• Exercise details:
Return copies of the lines below that mention "Zoom".

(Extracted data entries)
********

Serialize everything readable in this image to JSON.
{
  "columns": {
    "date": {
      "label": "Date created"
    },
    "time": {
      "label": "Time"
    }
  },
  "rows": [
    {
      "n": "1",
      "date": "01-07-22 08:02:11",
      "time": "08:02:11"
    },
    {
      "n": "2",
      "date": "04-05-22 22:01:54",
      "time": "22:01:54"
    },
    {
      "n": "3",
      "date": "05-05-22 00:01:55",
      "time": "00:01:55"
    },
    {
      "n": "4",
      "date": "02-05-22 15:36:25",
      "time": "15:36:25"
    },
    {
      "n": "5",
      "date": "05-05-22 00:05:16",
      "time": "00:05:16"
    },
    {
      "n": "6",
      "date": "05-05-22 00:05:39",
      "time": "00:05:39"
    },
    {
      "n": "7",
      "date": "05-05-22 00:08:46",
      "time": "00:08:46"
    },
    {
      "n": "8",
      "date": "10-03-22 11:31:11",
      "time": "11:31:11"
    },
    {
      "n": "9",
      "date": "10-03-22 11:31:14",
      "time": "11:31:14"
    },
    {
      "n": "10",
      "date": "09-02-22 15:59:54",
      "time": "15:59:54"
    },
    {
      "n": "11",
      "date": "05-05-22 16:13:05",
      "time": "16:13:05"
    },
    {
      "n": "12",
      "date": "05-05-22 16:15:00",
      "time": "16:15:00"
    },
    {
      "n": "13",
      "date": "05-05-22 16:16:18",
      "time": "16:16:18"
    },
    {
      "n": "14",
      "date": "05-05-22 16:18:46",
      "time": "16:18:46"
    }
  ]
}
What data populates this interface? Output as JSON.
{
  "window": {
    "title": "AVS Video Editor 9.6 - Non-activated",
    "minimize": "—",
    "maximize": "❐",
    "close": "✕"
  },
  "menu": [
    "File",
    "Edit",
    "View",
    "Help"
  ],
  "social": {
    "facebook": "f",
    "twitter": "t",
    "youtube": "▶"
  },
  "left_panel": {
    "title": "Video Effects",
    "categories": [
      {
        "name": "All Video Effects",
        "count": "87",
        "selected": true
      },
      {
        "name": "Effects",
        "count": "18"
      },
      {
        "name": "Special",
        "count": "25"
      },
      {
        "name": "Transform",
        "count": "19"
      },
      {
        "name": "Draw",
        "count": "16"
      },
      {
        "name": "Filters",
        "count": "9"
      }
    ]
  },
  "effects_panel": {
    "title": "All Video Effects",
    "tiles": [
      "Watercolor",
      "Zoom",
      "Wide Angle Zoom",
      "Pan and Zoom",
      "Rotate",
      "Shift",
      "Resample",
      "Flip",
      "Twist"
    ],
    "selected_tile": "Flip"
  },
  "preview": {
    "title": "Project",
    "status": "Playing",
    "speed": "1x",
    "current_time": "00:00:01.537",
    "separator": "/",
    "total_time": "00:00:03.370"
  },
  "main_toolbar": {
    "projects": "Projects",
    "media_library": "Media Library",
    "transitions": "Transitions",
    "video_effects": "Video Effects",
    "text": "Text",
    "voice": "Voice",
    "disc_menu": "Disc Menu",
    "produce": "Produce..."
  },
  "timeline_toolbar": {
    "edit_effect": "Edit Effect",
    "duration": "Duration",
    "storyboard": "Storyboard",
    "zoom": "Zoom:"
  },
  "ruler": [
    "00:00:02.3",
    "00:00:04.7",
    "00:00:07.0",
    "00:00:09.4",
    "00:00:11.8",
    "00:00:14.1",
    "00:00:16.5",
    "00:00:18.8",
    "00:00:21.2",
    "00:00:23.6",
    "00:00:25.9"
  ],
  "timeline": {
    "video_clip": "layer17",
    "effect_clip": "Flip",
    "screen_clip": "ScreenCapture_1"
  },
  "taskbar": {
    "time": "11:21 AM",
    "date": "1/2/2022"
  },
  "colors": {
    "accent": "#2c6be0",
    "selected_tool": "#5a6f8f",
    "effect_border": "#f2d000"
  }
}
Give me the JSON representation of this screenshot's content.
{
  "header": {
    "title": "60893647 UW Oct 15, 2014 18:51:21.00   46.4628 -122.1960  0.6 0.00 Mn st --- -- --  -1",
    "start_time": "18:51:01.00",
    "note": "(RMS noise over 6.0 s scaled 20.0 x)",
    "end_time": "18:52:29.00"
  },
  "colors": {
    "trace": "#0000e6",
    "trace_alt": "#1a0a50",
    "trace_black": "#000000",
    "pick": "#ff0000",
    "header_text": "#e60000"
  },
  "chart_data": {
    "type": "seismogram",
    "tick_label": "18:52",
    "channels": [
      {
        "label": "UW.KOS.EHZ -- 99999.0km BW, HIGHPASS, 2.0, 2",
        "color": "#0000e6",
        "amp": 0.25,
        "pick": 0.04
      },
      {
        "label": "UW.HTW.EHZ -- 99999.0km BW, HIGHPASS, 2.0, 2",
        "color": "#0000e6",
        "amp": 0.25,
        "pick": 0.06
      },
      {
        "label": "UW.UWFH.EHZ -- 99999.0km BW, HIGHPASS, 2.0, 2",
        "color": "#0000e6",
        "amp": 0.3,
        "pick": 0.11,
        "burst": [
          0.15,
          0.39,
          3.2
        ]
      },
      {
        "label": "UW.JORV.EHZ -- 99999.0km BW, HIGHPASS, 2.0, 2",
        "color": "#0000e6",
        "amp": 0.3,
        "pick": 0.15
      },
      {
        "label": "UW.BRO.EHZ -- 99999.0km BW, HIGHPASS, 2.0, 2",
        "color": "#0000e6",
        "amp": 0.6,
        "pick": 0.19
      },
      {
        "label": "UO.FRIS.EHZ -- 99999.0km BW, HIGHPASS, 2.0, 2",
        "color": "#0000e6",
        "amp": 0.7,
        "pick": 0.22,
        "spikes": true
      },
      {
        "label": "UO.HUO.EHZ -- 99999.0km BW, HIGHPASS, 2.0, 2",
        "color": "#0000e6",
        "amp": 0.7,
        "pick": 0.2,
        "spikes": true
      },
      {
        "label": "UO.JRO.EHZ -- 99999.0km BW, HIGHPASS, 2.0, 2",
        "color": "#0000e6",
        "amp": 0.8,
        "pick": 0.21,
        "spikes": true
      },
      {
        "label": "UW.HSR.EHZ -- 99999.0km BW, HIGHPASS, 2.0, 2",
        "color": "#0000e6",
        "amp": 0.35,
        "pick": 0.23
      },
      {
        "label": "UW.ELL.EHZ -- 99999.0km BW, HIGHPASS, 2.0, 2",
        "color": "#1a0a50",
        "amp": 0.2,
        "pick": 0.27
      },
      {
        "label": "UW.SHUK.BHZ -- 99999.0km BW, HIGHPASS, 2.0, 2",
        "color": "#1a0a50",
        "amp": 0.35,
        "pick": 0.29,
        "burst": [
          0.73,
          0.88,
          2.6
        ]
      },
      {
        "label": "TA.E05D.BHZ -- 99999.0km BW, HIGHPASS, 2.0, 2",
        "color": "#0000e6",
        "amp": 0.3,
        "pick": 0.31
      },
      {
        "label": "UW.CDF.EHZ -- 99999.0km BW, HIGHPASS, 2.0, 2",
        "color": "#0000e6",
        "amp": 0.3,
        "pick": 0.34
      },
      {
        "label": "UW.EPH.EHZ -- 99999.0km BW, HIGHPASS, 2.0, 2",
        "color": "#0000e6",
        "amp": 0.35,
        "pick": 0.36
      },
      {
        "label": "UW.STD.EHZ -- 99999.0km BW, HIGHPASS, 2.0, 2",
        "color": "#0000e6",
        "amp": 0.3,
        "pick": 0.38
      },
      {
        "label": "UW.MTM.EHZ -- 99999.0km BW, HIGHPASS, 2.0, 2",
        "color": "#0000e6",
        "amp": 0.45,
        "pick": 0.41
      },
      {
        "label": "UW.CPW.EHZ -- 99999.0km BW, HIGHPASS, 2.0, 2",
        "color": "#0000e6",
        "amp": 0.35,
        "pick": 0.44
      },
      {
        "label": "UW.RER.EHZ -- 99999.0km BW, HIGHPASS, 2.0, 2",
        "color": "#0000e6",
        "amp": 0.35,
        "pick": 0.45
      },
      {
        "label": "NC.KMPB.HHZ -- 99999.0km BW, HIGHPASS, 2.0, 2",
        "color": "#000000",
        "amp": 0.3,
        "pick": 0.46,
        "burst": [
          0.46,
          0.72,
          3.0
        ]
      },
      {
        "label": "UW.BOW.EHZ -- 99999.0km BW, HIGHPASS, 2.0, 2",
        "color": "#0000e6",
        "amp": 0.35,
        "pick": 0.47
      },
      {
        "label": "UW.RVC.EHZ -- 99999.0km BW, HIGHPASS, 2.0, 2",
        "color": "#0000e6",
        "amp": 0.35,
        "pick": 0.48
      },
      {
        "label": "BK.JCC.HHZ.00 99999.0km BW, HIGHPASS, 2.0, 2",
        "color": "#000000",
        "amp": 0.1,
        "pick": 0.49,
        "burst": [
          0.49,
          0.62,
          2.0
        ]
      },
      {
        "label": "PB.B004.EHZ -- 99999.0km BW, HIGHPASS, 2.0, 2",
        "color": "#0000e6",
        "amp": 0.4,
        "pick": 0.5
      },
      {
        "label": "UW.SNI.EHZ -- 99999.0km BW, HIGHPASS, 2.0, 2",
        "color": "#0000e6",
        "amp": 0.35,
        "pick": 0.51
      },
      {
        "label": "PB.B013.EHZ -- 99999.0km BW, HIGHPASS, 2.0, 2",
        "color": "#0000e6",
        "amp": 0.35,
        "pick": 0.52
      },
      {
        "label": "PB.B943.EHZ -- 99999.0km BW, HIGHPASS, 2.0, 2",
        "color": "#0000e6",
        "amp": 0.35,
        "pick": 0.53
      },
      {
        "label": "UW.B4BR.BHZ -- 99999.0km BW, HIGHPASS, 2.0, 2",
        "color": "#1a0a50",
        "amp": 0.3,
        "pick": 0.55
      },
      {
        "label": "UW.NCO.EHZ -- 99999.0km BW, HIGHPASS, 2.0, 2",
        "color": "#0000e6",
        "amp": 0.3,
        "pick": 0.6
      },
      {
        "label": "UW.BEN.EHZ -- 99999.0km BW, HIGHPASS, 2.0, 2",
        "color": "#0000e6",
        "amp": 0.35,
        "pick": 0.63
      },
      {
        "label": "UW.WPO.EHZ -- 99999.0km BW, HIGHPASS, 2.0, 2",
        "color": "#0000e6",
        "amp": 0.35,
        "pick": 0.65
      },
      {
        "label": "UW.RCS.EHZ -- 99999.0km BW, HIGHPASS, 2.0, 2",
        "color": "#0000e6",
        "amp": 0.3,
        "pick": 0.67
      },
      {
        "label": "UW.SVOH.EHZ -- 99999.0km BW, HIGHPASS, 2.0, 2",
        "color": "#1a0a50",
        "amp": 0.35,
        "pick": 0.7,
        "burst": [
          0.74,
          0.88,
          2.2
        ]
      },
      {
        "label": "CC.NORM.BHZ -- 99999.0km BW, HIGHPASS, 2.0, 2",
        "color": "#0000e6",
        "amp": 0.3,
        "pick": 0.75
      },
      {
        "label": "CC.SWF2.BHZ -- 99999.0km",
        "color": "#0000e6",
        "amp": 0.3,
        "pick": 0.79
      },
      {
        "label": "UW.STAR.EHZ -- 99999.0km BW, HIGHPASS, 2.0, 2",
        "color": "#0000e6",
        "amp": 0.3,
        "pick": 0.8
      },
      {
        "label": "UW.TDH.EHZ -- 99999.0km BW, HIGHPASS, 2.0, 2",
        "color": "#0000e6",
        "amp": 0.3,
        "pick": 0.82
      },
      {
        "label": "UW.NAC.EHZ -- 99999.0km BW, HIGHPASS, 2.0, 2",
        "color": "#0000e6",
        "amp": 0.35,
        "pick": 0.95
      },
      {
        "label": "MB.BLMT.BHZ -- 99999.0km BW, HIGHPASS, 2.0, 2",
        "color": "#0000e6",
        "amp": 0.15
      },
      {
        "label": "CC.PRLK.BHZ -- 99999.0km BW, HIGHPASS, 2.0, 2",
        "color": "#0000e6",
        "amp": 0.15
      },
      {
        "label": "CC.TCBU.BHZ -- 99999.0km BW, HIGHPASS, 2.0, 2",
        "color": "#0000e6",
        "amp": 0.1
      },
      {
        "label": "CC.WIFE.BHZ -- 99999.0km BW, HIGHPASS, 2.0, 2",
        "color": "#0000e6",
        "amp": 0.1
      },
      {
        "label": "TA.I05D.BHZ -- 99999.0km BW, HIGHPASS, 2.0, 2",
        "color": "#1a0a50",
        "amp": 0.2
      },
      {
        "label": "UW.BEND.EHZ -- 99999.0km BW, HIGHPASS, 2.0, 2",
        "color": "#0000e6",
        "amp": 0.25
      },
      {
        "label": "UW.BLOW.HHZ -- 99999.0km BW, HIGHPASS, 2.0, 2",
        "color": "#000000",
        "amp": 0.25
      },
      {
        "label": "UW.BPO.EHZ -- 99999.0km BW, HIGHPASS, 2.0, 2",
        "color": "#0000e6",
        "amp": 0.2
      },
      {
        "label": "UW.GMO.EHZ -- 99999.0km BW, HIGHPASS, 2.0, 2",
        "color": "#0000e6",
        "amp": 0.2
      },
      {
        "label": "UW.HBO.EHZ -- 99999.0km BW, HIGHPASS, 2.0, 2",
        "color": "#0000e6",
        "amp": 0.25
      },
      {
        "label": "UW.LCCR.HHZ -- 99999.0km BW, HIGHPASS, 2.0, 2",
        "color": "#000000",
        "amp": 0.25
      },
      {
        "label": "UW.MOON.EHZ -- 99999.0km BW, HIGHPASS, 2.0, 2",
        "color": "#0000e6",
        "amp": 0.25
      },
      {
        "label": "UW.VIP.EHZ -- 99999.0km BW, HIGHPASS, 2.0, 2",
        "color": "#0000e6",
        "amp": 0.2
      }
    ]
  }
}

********

• Exercise answer:
      "Zoom",
      "Wide Angle Zoom",
      "Pan and Zoom",
    "zoom": "Zoom:"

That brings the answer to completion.